What if you could enhance your ads in Google with collective intelligence — without going through Google?
Earlier this month, browser bookmark extension company Xmarks unveiled their plans to monetize their business with a service called SearchBoost. They take the idea of Google including ratings in ads to a whole new a level.
Here’s how it works:
Xmarks is a free browser add-on for Firefox, IE, Safari, and Chrome. It was originally designed to synchronize browser bookmarks across different computers — so bookmarks on your desktop, laptop, home machine, etc., are always in sync and backed up in the cloud.
As browser add-ons go, it’s pretty popular. They have over 4 million active users, and Xmarks claims to manage over 1 billion bookmarks. (As an interesting note, the Xmarks’ chairman and co-founder is none other than Mitch Kapor.)
But what makes Xmarks cool was their insight that the bookmarks of all their users could be treated as “votes” for what people liked — sharing the collective intelligence of good sites. Initially, Xmarks used this information to enhance the organic results in search engines and provide additional information about a site when you were on it.
But with the announcement of SearchBoost, Xmarks now lets advertisers pay Xmarks to include these crowdsourced ratings in their ads on Google and Bing.
Three aspects of this that I find fascinating:
1. Xmarks is changing Google and Bing advertisements without permission of the engines. Although add-ons could always do this in theory, this is the first time that I know of a company that intends to do so for financial gain. In an era where iPhone and Android apps are increasingly serving as customized intermediaries to content on the web, this is an interesting precedent.
2. Advertisers don’t fully control their ads anymore. An advertiser controls turning SearchBoost on or off, but they don’t have any influence over the crowdsourced ratings themselves. Obviously, only advertisers with good ratings will want to turn this feature on — but since such ratings are dynamic, advertisers are leaving their fate in the hands of the community. But in the era of social media, I think this is a great way to increase the trustworthiness of advertising via social proof.
3. Xmarks provides a third-party audit of Google and Bing SERPs and their ads. At least for the sample of users who have Xmarks installed, advertisers can receive end-to-end analysis of impressions and click-throughs — for both their ads and organic listings — and their competitors. Since neither Google nor Bing provide that level of transparency, this is valuable intelligence for marketers.
Now, of course, all this only works for users who have installed Xmarks.

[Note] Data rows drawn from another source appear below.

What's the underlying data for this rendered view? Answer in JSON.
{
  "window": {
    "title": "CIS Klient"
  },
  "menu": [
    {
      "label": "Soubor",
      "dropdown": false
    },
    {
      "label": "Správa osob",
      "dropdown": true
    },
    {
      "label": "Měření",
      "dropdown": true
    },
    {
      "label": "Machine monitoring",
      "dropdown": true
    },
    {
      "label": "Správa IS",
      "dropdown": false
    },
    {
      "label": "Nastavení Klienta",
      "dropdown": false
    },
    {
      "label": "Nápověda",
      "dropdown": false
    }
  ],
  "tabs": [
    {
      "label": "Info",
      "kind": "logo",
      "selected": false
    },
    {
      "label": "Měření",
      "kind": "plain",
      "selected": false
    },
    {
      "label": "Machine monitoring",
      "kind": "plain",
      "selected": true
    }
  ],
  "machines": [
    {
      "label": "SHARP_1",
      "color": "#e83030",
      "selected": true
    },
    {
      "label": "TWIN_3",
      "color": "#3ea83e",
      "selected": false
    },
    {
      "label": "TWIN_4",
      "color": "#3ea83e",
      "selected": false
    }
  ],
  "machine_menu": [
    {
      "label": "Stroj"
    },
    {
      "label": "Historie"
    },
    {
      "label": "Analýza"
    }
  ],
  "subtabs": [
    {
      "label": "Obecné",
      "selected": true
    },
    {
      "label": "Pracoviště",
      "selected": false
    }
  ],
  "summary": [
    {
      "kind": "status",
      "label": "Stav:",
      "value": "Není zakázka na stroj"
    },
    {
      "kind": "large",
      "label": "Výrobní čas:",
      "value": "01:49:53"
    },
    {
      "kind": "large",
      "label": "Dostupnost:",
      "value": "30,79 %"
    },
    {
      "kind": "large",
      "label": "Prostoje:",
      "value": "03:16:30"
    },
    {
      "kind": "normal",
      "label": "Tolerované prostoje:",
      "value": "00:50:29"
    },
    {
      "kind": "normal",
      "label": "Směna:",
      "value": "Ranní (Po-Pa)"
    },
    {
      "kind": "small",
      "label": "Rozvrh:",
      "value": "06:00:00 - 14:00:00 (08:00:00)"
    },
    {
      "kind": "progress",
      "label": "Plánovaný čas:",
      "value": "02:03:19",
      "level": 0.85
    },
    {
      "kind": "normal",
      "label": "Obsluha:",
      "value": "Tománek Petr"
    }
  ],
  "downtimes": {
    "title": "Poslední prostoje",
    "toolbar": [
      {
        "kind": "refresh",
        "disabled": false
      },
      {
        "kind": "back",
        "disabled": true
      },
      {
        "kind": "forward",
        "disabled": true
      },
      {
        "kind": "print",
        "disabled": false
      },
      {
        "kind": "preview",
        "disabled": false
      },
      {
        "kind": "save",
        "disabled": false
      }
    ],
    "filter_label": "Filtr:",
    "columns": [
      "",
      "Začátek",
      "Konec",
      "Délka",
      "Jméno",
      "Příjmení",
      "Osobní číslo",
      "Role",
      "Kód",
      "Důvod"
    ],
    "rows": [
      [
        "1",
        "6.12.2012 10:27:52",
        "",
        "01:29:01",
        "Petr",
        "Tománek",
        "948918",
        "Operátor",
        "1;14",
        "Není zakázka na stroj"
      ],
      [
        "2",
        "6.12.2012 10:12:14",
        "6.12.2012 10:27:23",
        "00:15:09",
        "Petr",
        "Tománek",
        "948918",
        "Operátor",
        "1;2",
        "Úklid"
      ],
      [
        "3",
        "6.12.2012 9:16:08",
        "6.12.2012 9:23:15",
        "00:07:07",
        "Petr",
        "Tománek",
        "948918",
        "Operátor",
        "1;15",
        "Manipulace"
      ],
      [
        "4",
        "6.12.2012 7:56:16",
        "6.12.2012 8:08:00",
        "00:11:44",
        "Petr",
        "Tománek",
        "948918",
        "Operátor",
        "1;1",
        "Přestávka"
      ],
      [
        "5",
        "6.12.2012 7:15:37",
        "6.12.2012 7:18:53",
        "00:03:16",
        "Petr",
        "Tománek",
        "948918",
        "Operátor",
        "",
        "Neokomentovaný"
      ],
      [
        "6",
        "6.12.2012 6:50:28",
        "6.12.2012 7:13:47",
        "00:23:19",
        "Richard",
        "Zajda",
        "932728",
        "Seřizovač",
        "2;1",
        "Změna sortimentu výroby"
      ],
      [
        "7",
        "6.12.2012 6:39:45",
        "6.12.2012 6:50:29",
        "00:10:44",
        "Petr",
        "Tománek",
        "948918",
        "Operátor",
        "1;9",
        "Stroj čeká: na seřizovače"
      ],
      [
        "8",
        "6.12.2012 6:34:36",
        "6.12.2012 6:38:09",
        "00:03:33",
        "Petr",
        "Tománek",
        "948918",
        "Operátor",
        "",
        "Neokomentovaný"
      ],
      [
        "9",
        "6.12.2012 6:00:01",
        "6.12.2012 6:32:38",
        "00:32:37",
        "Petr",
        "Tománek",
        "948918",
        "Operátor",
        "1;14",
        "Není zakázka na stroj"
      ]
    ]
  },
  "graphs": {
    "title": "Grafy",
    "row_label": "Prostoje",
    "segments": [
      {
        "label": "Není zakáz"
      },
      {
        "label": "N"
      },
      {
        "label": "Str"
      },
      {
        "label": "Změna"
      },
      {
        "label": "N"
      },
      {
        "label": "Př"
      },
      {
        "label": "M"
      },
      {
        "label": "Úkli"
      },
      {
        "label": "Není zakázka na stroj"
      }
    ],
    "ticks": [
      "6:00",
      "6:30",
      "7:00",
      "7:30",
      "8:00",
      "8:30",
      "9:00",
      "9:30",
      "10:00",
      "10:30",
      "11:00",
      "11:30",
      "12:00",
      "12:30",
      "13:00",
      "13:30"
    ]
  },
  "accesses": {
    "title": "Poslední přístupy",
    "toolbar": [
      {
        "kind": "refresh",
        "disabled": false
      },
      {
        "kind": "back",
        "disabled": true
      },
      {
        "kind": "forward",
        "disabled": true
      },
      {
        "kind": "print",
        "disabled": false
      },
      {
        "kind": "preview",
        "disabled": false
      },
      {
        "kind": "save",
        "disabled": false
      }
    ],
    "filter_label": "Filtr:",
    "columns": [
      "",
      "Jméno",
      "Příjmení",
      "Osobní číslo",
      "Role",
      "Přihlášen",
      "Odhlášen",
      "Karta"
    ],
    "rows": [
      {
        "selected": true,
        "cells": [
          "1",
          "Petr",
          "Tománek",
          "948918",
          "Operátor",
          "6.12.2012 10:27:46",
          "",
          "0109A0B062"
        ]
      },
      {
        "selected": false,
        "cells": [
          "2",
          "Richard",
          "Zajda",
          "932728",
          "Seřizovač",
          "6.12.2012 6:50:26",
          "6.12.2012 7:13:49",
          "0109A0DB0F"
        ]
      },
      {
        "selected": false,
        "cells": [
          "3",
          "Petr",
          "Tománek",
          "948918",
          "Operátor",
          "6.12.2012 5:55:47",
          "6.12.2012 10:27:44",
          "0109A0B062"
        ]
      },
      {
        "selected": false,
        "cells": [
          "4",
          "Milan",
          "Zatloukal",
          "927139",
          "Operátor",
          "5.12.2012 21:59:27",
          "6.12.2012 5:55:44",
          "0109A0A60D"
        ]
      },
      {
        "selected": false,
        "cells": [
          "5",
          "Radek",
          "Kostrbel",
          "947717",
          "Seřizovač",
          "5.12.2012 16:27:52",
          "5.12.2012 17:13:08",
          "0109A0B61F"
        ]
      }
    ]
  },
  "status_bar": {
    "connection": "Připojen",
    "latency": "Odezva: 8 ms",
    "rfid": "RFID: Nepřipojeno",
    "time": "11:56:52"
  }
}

But according to the company, their 4+ million users conduct about 500 million searches per month — which for ads targeting the demographics of people who tend to install add-ons (technically-oriented users) is not an insignificant audience.
Xmarks claims their enhanced listings result in a 15% increase in CTR.
I’ll be curious to see how this works for Xmarks — and how those three aspects of SearchBoost appear and evolve elsewhere in the larger advertising ecosystem.